> What to do: Leave every image out, and print the remaining lines below exactly.

> Material supplied:
★ ★ ★ ★

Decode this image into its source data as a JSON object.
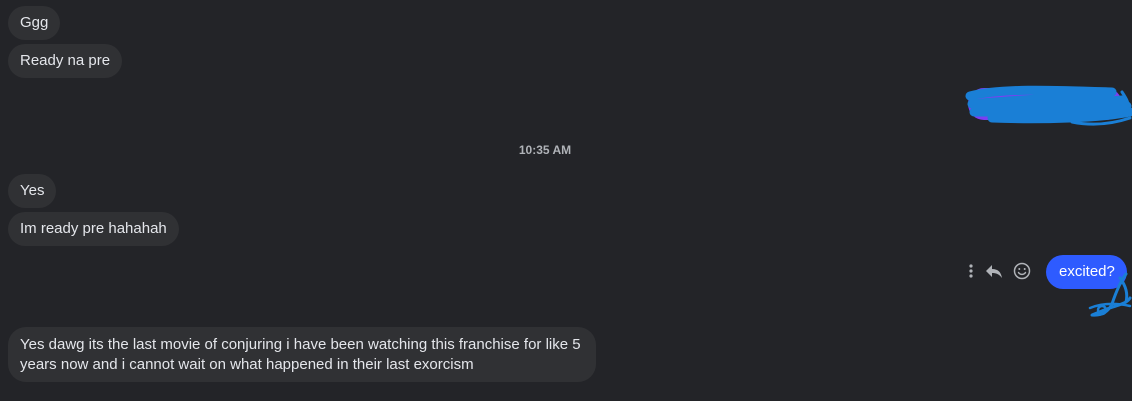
{
  "conversation": {
    "messages": [
      {
        "direction": "incoming",
        "text": "Ggg"
      },
      {
        "direction": "incoming",
        "text": "Ready na pre"
      },
      {
        "direction": "outgoing",
        "text": ""
      },
      {
        "direction": "incoming",
        "text": "Yes"
      },
      {
        "direction": "incoming",
        "text": "Im ready pre hahahah"
      },
      {
        "direction": "outgoing",
        "text": "excited?"
      },
      {
        "direction": "incoming",
        "text": "Yes dawg its the last movie of conjuring i have been watching this franchise for like 5 years now and i cannot wait on what happened in their last exorcism"
      }
    ],
    "timestamp": "10:35 AM"
  },
  "message_actions": {
    "icons": [
      "more-options-icon",
      "reply-icon",
      "react-emoji-icon"
    ]
  },
  "colors": {
    "background": "#232428",
    "incoming_bubble": "#303134",
    "outgoing_bubble": "#2e5bff",
    "scribble": "#1a7fd6"
  }
}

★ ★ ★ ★

> Answer to this problem:
Decode this image into its source data as a JSON object.
{
  "conversation": {
    "messages": [
      {
        "direction": "incoming",
        "text": "Ggg"
      },
      {
        "direction": "incoming",
        "text": "Ready na pre"
      },
      {
        "direction": "outgoing",
        "text": ""
      },
      {
        "direction": "incoming",
        "text": "Yes"
      },
      {
        "direction": "incoming",
        "text": "Im ready pre hahahah"
      },
      {
        "direction": "outgoing",
        "text": "excited?"
      },
      {
        "direction": "incoming",
        "text": "Yes dawg its the last movie of conjuring i have been watching this franchise for like 5 years now and i cannot wait on what happened in their last exorcism"
      }
    ],
    "timestamp": "10:35 AM"
  },
  "message_actions": {
    "icons": [
      "more-options-icon",
      "reply-icon",
      "react-emoji-icon"
    ]
  },
  "colors": {
    "background": "#232428",
    "incoming_bubble": "#303134",
    "outgoing_bubble": "#2e5bff",
    "scribble": "#1a7fd6"
  }
}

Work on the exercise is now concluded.